TALLAHASSEE — How much of your tax dollars do state workers earn? What is each state contract worth?
With the click of a computer mouse, Floridians could soon start finding out all the answers on a new Web site that the Florida Senate wants to build.
"This puts Florida's checkbook online," said Sen. Don Gaetz, a Niceville Republican.
But the new Transparency Florida initiative won't start up overnight. An initial version should be up and running by July.
It won't be free, either. Estimated cost: $500,000 to launch, and $75,000 to maintain. State workers — rather than an outside vendor — would operate the site.
"The savings could be many-fold," said Senate budget chief J.D. Alexander, R-Lake Wales. "We could effectively turn 18 million Floridians into auditors to make sure we're spending every dollar as frugally as possible."
The state's $65.4 billion budget and much of its documentation are online now, but it's not user friendly and parts of it can be unintelligible to the uninitiated. Under the Transparency Florida site, senators say, Floridians can click on Frequently Asked Questions.
"This book is almost impossible for me to go through," said Sen. Jeremy Ring, D-Margate. "The only people who would really be opposed to this sort of Web site, this sort of transparency, are people who would be afraid that other people would actually find out what they put in the budget."
Also, viewers should be able to find trust-fund balances, historical spending data, payroll information and records of individual checks for contracts. None is available online now.

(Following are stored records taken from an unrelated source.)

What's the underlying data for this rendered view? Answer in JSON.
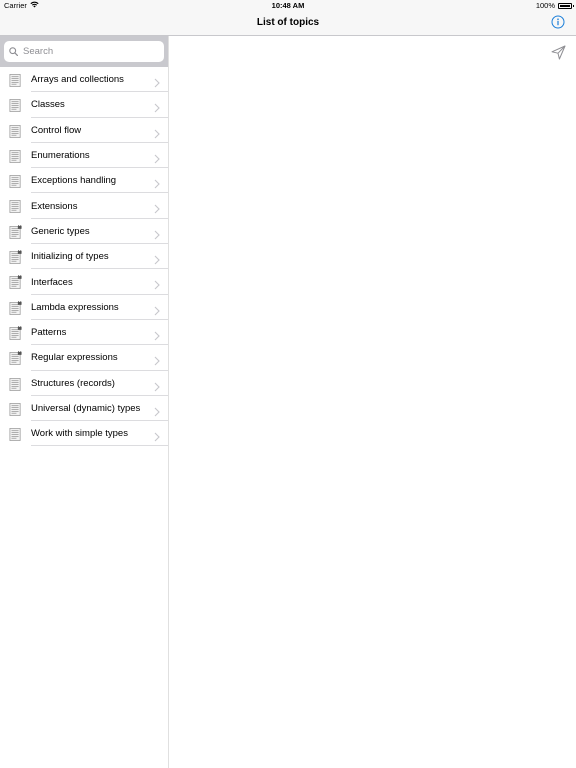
{
  "status_bar": {
    "carrier": "Carrier",
    "time": "10:48 AM",
    "battery_percent": "100%",
    "battery_level": 1.0,
    "wifi_icon": "wifi-icon"
  },
  "nav": {
    "title": "List of topics",
    "info_icon": "info-icon"
  },
  "search": {
    "placeholder": "Search",
    "value": ""
  },
  "topics": [
    {
      "label": "Arrays and collections",
      "locked": false
    },
    {
      "label": "Classes",
      "locked": false
    },
    {
      "label": "Control flow",
      "locked": false
    },
    {
      "label": "Enumerations",
      "locked": false
    },
    {
      "label": "Exceptions handling",
      "locked": false
    },
    {
      "label": "Extensions",
      "locked": false
    },
    {
      "label": "Generic types",
      "locked": true
    },
    {
      "label": "Initializing of types",
      "locked": true
    },
    {
      "label": "Interfaces",
      "locked": true
    },
    {
      "label": "Lambda expressions",
      "locked": true
    },
    {
      "label": "Patterns",
      "locked": true
    },
    {
      "label": "Regular expressions",
      "locked": true
    },
    {
      "label": "Structures (records)",
      "locked": false
    },
    {
      "label": "Universal (dynamic) types",
      "locked": false
    },
    {
      "label": "Work with simple types",
      "locked": false
    }
  ],
  "detail": {
    "send_icon": "send-icon"
  },
  "colors": {
    "accent": "#1a7ed9",
    "bar_background": "#f7f7f7",
    "search_bar_background": "#c9c9ce",
    "separator": "#dcdcdf",
    "icon_gray": "#8e8e93"
  }
}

Gov. Charlie Crist, who has pledged to run "the most open administration," praised the initiative.
Marc Caputo can be reached at mcaputo@MiamiHerald.com.